News Release 2008-74 | July 7, 2008
OCC Reports First Quarter Bank Trading Revenue of $1.13 Billion
WASHINGTON — Insured U.S. commercial banks reported $1.13 billion in revenues from trading cash and derivative instruments in the first quarter, compared to a loss of $9.97 billion in the fourth quarter of 2007. Revenues for the quarter are 84 percent lower than the first quarter of 2007 due to ongoing turmoil in the financial markets, the Office of the Comptroller of the Currency reported today in the OCC's Quarterly Report on Bank Trading and Derivatives Activities.
"While revenues improved over the previous quarter, the current market volatility and liquidity concerns continue to negatively affect trading performance" said Deputy Comptroller for Credit and Market Risk Kathryn E. Dick. "Seasonally, the first quarter is typically one of the strongest but this did not materialize due to continued writedowns of sub-prime CDO exposures."

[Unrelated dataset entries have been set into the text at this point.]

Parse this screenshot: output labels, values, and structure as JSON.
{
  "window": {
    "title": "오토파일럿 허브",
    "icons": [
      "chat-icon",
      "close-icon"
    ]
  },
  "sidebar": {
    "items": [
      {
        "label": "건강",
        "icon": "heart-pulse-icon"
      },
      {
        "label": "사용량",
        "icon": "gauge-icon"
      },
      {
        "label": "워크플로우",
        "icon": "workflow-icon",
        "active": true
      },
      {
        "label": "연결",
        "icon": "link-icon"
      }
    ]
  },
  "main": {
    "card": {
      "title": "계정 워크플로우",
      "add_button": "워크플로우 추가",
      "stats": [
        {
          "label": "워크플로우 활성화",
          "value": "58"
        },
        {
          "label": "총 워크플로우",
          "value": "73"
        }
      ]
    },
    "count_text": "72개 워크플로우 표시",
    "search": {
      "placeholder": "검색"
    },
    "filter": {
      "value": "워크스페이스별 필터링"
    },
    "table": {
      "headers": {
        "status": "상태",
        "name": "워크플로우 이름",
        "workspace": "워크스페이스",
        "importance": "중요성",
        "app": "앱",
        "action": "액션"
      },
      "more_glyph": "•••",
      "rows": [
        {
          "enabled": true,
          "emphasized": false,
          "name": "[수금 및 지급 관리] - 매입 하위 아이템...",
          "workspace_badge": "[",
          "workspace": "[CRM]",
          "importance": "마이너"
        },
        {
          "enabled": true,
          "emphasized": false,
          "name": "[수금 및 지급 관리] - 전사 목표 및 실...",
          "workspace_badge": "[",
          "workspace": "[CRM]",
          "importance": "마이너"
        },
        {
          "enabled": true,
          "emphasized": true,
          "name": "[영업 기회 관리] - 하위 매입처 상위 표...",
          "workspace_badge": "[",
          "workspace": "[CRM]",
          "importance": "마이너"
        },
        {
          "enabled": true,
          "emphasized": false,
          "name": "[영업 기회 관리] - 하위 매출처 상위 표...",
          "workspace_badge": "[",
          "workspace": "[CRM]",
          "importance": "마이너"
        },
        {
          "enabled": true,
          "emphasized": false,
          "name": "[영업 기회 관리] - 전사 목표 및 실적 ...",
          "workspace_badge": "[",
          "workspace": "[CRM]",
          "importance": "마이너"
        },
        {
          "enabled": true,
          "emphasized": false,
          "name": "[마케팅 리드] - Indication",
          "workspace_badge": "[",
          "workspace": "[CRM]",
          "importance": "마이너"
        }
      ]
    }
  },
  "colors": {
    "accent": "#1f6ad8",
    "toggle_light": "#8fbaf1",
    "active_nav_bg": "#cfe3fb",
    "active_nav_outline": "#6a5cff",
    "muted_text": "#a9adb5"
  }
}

Commercial banks reported trading losses of $3.9 billion in credit-related instruments in the first quarter, compared to losses of $11.8 billion in the fourth quarter. Revenues from interest rate contracts were $2.8 billion, compared to a loss of $357 million in the fourth quarter. Revenues from foreign exchange transactions increased 11 percent to $2.0 billion.
The report shows that the notional amount of derivatives held by insured U.S. commercial banks increased by $14.7 trillion or 9 percent in the first quarter to $180.3 trillion. The first quarter increase follows an unusual decline in notionals during the fourth quarter of 2007.
Total interest rate contracts increased $12.3 trillion in the first quarter. Credit derivatives increased 4 percent during the quarter to a notional level of $16.4 trillion, 61 percent higher than a year ago.
The OCC also reported that the net current credit exposure, the primary metric the OCC uses to measure credit risk in derivatives activities, increased $156 billion, or 50 percent, during the quarter to $465 billion.
"Continued declines in interest rates coupled with widening credit spreads resulted in a significant increase in counterparty credit risk during the quarter. The increase in this measure is nearly equivalent to the total amount reported in the first quarter of 2007," said Ms. Dick.
- Derivatives contracts are concentrated in a small number of institutions. The largest five banks hold 97 percent of the total notional amount of derivatives, while the largest 25 banks hold nearly 100 percent.
- Credit default swaps are the dominant product in the credit derivatives market, representing 99 percent of total credit derivatives.
- The number of commercial banks holding derivatives increased by 48 in the quarter to 1,003.
A copy of the OCC’s Quarterly Report on Bank Trading and Derivatives Activities: First Quarter 2008 is available on the OCC’s Website at: https://www.occ.gov/news-issuances/news-releases/2008/nr-occ-2008-74a.pdf.
Kevin M. Mukri